Loans are made from combined funds to start small businesses and repaid with interest. People learn money management and are surprised at the money they are able to save. An insurance system is also incorporated into the program. At the end of the nine-month period all the remaining funds are distributed (less outstanding loans) and the process beings again.
Translation of Sunday School Materials — $3,000
The Lutheran Church in CAR has a Sunday School Program, which brings together the children in one large group for story-telling, singing, children’s liturgy, creed, offering, and some time for games. The biggest challenge is getting Sunday school materials in French or in Sango or Gbaya (African languages used by most CAR Lutherans) for teachers and students. Our funds support an ongoing joint translation project by the Lutheran Church of CARA and of Cameroon. English language materials from the Southern African Lutheran Communion are being translated into French and then into Sango.

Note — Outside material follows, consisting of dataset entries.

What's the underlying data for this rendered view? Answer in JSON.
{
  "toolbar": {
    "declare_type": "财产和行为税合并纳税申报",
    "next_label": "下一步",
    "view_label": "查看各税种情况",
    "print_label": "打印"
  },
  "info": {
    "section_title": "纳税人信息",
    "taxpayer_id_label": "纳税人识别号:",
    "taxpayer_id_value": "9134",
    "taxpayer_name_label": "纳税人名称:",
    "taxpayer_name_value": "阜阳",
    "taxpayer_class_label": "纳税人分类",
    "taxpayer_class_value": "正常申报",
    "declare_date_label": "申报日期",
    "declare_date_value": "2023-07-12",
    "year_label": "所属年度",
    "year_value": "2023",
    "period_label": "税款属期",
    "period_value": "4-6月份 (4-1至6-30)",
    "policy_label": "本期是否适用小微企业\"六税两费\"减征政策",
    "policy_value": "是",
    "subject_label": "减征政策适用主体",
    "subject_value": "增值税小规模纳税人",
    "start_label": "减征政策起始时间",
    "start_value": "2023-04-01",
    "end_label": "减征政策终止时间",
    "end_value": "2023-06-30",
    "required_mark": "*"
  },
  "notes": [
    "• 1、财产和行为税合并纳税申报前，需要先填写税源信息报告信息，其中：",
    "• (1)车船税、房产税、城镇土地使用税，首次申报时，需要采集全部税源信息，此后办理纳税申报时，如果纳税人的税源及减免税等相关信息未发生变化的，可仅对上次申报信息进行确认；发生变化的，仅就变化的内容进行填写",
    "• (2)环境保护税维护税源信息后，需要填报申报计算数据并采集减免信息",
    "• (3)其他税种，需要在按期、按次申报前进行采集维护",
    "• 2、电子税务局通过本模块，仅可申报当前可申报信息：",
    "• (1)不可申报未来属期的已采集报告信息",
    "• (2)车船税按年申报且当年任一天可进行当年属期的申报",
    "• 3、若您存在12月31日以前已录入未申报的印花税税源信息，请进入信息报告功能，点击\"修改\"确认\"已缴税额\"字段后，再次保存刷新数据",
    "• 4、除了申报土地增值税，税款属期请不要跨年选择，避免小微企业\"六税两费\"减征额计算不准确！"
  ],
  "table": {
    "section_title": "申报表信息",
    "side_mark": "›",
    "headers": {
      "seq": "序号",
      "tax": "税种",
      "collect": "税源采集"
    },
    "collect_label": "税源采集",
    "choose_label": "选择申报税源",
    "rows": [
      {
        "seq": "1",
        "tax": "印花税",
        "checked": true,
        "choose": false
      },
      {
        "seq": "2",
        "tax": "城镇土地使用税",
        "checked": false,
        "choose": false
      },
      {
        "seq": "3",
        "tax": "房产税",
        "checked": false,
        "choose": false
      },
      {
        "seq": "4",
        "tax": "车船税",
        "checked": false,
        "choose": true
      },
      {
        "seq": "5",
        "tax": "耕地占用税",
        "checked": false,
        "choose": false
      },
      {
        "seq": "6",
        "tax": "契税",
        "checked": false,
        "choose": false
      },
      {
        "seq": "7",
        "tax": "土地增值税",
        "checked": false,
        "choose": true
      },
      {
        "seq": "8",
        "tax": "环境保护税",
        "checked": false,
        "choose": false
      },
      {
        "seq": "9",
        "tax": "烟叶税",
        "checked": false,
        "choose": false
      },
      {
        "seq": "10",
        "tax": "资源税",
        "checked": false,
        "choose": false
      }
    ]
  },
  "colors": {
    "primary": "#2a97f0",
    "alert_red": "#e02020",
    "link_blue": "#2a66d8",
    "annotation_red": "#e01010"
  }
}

Visits and Communication — $5,000
These funds are used to bring visitors from the CAR Lutheran Church to our synod and to send members from our synod to visit the church in CAR. Some relatively recent examples of this include a visit from President Ndanga-Toué in 2016, sponsoring two youth for the ELCA Youth Gathering in 2015, sending a representative from our synod to the international partners meeting, attending the dedication of the Women’s Center, our bishop visiting the church in CAR. It also includes representation of our synod at the annual network meeting of U.S. partners and companions of the church in CAR.
All of these visits in combination with those of our missionaries are vital to the CAR companion relationship, particularly because of the challenges in communication with a country that has little internet and no functioning mail system.
A new priority for funding discussed with us by EEL-RCA President Ndanga-Toué during his recent visit includes the many churches which needs roofs. The CAR team will also be sending funds to help meet this need.